SUPPLIED RECORDS —
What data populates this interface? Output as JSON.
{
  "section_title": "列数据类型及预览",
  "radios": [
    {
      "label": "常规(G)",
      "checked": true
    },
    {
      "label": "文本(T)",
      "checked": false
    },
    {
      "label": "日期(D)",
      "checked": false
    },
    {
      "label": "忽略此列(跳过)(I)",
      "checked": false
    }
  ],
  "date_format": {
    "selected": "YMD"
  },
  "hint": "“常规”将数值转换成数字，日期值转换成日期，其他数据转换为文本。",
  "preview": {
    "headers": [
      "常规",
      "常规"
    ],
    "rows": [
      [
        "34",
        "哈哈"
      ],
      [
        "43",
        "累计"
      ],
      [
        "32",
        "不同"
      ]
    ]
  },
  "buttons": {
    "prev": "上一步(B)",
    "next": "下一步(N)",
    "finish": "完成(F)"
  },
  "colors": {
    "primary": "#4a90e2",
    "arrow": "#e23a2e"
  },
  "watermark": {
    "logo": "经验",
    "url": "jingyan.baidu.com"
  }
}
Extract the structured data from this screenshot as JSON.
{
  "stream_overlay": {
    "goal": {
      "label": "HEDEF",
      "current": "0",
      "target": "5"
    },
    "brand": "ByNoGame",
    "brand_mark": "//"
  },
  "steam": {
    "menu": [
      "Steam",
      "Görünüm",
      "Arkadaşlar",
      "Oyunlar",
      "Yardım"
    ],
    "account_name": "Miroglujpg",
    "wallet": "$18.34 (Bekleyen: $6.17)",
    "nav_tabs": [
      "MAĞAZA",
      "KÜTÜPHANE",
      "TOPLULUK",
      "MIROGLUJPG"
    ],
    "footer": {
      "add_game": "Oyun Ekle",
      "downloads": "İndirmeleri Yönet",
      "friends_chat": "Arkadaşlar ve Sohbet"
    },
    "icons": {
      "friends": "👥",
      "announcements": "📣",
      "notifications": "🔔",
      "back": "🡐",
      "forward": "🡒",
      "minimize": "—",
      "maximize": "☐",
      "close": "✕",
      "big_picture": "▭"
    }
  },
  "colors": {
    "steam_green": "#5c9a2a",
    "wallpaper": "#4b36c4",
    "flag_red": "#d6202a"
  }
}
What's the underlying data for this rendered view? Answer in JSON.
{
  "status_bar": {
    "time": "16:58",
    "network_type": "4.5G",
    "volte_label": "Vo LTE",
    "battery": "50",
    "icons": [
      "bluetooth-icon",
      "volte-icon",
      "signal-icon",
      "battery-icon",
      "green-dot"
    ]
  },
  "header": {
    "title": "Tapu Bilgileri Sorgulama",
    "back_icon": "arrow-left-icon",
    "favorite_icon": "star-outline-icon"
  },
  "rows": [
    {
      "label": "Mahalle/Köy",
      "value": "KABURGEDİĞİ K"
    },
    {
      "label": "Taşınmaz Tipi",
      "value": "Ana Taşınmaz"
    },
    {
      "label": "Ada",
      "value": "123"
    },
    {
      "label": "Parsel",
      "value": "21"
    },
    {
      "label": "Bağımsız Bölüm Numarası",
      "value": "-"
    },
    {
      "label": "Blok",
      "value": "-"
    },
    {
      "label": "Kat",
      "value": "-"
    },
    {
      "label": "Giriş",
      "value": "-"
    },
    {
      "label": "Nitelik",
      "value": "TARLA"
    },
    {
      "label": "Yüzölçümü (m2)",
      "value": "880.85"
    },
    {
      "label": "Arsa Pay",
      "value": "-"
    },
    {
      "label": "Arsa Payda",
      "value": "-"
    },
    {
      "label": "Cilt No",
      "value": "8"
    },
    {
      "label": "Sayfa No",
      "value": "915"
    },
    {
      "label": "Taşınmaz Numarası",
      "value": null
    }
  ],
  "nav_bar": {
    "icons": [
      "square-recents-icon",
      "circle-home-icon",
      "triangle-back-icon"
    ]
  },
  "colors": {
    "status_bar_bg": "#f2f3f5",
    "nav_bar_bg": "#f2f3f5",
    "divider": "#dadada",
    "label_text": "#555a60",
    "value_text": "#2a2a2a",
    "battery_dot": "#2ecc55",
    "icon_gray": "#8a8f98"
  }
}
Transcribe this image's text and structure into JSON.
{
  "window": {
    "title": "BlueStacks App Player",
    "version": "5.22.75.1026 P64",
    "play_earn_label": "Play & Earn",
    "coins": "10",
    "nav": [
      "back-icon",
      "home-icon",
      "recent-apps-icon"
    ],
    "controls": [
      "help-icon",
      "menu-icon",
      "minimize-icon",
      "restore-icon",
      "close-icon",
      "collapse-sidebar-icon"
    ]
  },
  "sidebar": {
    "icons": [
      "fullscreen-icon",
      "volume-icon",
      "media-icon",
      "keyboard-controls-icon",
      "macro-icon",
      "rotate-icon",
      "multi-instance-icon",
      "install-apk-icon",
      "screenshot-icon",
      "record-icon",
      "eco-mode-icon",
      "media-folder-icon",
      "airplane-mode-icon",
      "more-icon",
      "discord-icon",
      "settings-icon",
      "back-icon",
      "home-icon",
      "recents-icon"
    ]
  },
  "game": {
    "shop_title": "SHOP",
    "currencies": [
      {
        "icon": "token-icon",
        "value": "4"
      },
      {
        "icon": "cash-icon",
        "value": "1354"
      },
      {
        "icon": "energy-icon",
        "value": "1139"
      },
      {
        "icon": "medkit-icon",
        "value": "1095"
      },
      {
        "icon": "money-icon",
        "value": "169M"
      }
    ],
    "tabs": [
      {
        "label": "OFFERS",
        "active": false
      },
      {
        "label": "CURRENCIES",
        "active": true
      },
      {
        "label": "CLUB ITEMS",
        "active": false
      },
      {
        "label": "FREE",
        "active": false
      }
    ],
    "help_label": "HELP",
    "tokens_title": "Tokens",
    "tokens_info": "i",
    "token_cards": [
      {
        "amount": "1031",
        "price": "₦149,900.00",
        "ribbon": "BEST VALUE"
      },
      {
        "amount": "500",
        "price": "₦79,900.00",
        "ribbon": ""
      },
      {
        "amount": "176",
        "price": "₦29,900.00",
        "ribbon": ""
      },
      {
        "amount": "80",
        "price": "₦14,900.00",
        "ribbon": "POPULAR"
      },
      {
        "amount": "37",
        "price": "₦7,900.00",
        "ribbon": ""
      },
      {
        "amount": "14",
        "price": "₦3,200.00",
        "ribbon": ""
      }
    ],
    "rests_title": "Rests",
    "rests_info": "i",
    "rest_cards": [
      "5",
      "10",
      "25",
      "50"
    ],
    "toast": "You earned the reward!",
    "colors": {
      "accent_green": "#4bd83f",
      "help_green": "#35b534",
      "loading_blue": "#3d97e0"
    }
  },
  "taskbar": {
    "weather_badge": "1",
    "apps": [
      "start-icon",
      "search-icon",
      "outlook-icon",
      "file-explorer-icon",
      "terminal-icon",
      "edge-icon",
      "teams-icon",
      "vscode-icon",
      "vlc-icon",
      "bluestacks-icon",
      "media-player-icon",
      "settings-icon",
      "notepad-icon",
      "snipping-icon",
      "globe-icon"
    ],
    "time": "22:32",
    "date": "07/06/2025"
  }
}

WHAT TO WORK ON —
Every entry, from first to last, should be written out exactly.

WRITTEN RESPONSE —
What data populates this interface? Output as JSON.
{
  "section_title": "列数据类型及预览",
  "radios": [
    {
      "label": "常规(G)",
      "checked": true
    },
    {
      "label": "文本(T)",
      "checked": false
    },
    {
      "label": "日期(D)",
      "checked": false
    },
    {
      "label": "忽略此列(跳过)(I)",
      "checked": false
    }
  ],
  "date_format": {
    "selected": "YMD"
  },
  "hint": "“常规”将数值转换成数字，日期值转换成日期，其他数据转换为文本。",
  "preview": {
    "headers": [
      "常规",
      "常规"
    ],
    "rows": [
      [
        "34",
        "哈哈"
      ],
      [
        "43",
        "累计"
      ],
      [
        "32",
        "不同"
      ]
    ]
  },
  "buttons": {
    "prev": "上一步(B)",
    "next": "下一步(N)",
    "finish": "完成(F)"
  },
  "colors": {
    "primary": "#4a90e2",
    "arrow": "#e23a2e"
  },
  "watermark": {
    "logo": "经验",
    "url": "jingyan.baidu.com"
  }
}
Extract the structured data from this screenshot as JSON.
{
  "stream_overlay": {
    "goal": {
      "label": "HEDEF",
      "current": "0",
      "target": "5"
    },
    "brand": "ByNoGame",
    "brand_mark": "//"
  },
  "steam": {
    "menu": [
      "Steam",
      "Görünüm",
      "Arkadaşlar",
      "Oyunlar",
      "Yardım"
    ],
    "account_name": "Miroglujpg",
    "wallet": "$18.34 (Bekleyen: $6.17)",
    "nav_tabs": [
      "MAĞAZA",
      "KÜTÜPHANE",
      "TOPLULUK",
      "MIROGLUJPG"
    ],
    "footer": {
      "add_game": "Oyun Ekle",
      "downloads": "İndirmeleri Yönet",
      "friends_chat": "Arkadaşlar ve Sohbet"
    },
    "icons": {
      "friends": "👥",
      "announcements": "📣",
      "notifications": "🔔",
      "back": "🡐",
      "forward": "🡒",
      "minimize": "—",
      "maximize": "☐",
      "close": "✕",
      "big_picture": "▭"
    }
  },
  "colors": {
    "steam_green": "#5c9a2a",
    "wallpaper": "#4b36c4",
    "flag_red": "#d6202a"
  }
}
What's the underlying data for this rendered view? Answer in JSON.
{
  "status_bar": {
    "time": "16:58",
    "network_type": "4.5G",
    "volte_label": "Vo LTE",
    "battery": "50",
    "icons": [
      "bluetooth-icon",
      "volte-icon",
      "signal-icon",
      "battery-icon",
      "green-dot"
    ]
  },
  "header": {
    "title": "Tapu Bilgileri Sorgulama",
    "back_icon": "arrow-left-icon",
    "favorite_icon": "star-outline-icon"
  },
  "rows": [
    {
      "label": "Mahalle/Köy",
      "value": "KABURGEDİĞİ K"
    },
    {
      "label": "Taşınmaz Tipi",
      "value": "Ana Taşınmaz"
    },
    {
      "label": "Ada",
      "value": "123"
    },
    {
      "label": "Parsel",
      "value": "21"
    },
    {
      "label": "Bağımsız Bölüm Numarası",
      "value": "-"
    },
    {
      "label": "Blok",
      "value": "-"
    },
    {
      "label": "Kat",
      "value": "-"
    },
    {
      "label": "Giriş",
      "value": "-"
    },
    {
      "label": "Nitelik",
      "value": "TARLA"
    },
    {
      "label": "Yüzölçümü (m2)",
      "value": "880.85"
    },
    {
      "label": "Arsa Pay",
      "value": "-"
    },
    {
      "label": "Arsa Payda",
      "value": "-"
    },
    {
      "label": "Cilt No",
      "value": "8"
    },
    {
      "label": "Sayfa No",
      "value": "915"
    },
    {
      "label": "Taşınmaz Numarası",
      "value": null
    }
  ],
  "nav_bar": {
    "icons": [
      "square-recents-icon",
      "circle-home-icon",
      "triangle-back-icon"
    ]
  },
  "colors": {
    "status_bar_bg": "#f2f3f5",
    "nav_bar_bg": "#f2f3f5",
    "divider": "#dadada",
    "label_text": "#555a60",
    "value_text": "#2a2a2a",
    "battery_dot": "#2ecc55",
    "icon_gray": "#8a8f98"
  }
}
Transcribe this image's text and structure into JSON.
{
  "window": {
    "title": "BlueStacks App Player",
    "version": "5.22.75.1026 P64",
    "play_earn_label": "Play & Earn",
    "coins": "10",
    "nav": [
      "back-icon",
      "home-icon",
      "recent-apps-icon"
    ],
    "controls": [
      "help-icon",
      "menu-icon",
      "minimize-icon",
      "restore-icon",
      "close-icon",
      "collapse-sidebar-icon"
    ]
  },
  "sidebar": {
    "icons": [
      "fullscreen-icon",
      "volume-icon",
      "media-icon",
      "keyboard-controls-icon",
      "macro-icon",
      "rotate-icon",
      "multi-instance-icon",
      "install-apk-icon",
      "screenshot-icon",
      "record-icon",
      "eco-mode-icon",
      "media-folder-icon",
      "airplane-mode-icon",
      "more-icon",
      "discord-icon",
      "settings-icon",
      "back-icon",
      "home-icon",
      "recents-icon"
    ]
  },
  "game": {
    "shop_title": "SHOP",
    "currencies": [
      {
        "icon": "token-icon",
        "value": "4"
      },
      {
        "icon": "cash-icon",
        "value": "1354"
      },
      {
        "icon": "energy-icon",
        "value": "1139"
      },
      {
        "icon": "medkit-icon",
        "value": "1095"
      },
      {
        "icon": "money-icon",
        "value": "169M"
      }
    ],
    "tabs": [
      {
        "label": "OFFERS",
        "active": false
      },
      {
        "label": "CURRENCIES",
        "active": true
      },
      {
        "label": "CLUB ITEMS",
        "active": false
      },
      {
        "label": "FREE",
        "active": false
      }
    ],
    "help_label": "HELP",
    "tokens_title": "Tokens",
    "tokens_info": "i",
    "token_cards": [
      {
        "amount": "1031",
        "price": "₦149,900.00",
        "ribbon": "BEST VALUE"
      },
      {
        "amount": "500",
        "price": "₦79,900.00",
        "ribbon": ""
      },
      {
        "amount": "176",
        "price": "₦29,900.00",
        "ribbon": ""
      },
      {
        "amount": "80",
        "price": "₦14,900.00",
        "ribbon": "POPULAR"
      },
      {
        "amount": "37",
        "price": "₦7,900.00",
        "ribbon": ""
      },
      {
        "amount": "14",
        "price": "₦3,200.00",
        "ribbon": ""
      }
    ],
    "rests_title": "Rests",
    "rests_info": "i",
    "rest_cards": [
      "5",
      "10",
      "25",
      "50"
    ],
    "toast": "You earned the reward!",
    "colors": {
      "accent_green": "#4bd83f",
      "help_green": "#35b534",
      "loading_blue": "#3d97e0"
    }
  },
  "taskbar": {
    "weather_badge": "1",
    "apps": [
      "start-icon",
      "search-icon",
      "outlook-icon",
      "file-explorer-icon",
      "terminal-icon",
      "edge-icon",
      "teams-icon",
      "vscode-icon",
      "vlc-icon",
      "bluestacks-icon",
      "media-player-icon",
      "settings-icon",
      "notepad-icon",
      "snipping-icon",
      "globe-icon"
    ],
    "time": "22:32",
    "date": "07/06/2025"
  }
}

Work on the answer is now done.